Many tech pundits and enthusiasts predicted that technology, particularly those made possible by the internet and advances in communication infrastructure- collectively referred to as Information and Communication Technology (ICT) as the beacon of a more fair and just world. The ICT was to generate reliable information about the state of the world through a democratic process, simplify the distribution, widen the reach, and amplify the consumption of information so produced. Through these actions, ICT was to challenge the state's sole control over the information supply chain. But has that moral persuasion associated with ICT transpired into reality? Has ICT succeeded in transforming the world into a more equitable information supply chain?
I highlight purported facts on how ICT has impacted the various aspects of the information supply chain for the greater good. I raise questions as a check to the stated facts.
Fact: ICT democratize the ownership of information production.
Check: How does crowdsourcing information and putting a price tag on it, democratic?
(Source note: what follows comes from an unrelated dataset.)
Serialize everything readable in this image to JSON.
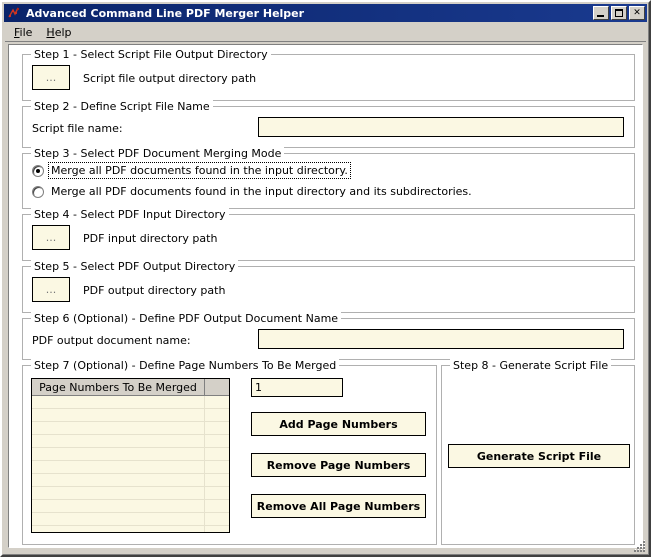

Fact: ICT simplifies information distribution.
Check: Does more number of opaque channels mean better the distribution?
Fact: ICT has widened the reach of information.Check: But to whom and how many, is the information access guaranteed?
Fact: ICT amplifies information consumption.
Check: Does unabated consumption of information that belies one's preferences add to well-being?
In a coda, while the ICT appears to have considerably reduced the state's control on information generation, distribution, access, and consumption, they seem to have only substituted them with private ownership that's solely engaged monetizing various aspects of information supply chain fronted by the big tech companies.
How do then the proponents of ICT reclaim their moral vantage? This is a hard question. One famous experiment that attempts to address this question is the open-source model that Wikipedia brought forth where volunteers oversee the information supply chain. However, any volunteer-based models eventually face survival questions because people's motivations are highly volatile. Facebook's attempt at greater user customization and control is another example of a model that could ease the hierarchy in the supply chain. But, such efforts are few, and we need to do more to find supply chain models that could make ICT work for everyone.
About the Author
Dr. G Venkat Ram Reddy is a faculty in the area of Human Capital & Organisational Dynamics at School of Management and Entrepreneurship, IIT Jodhpur.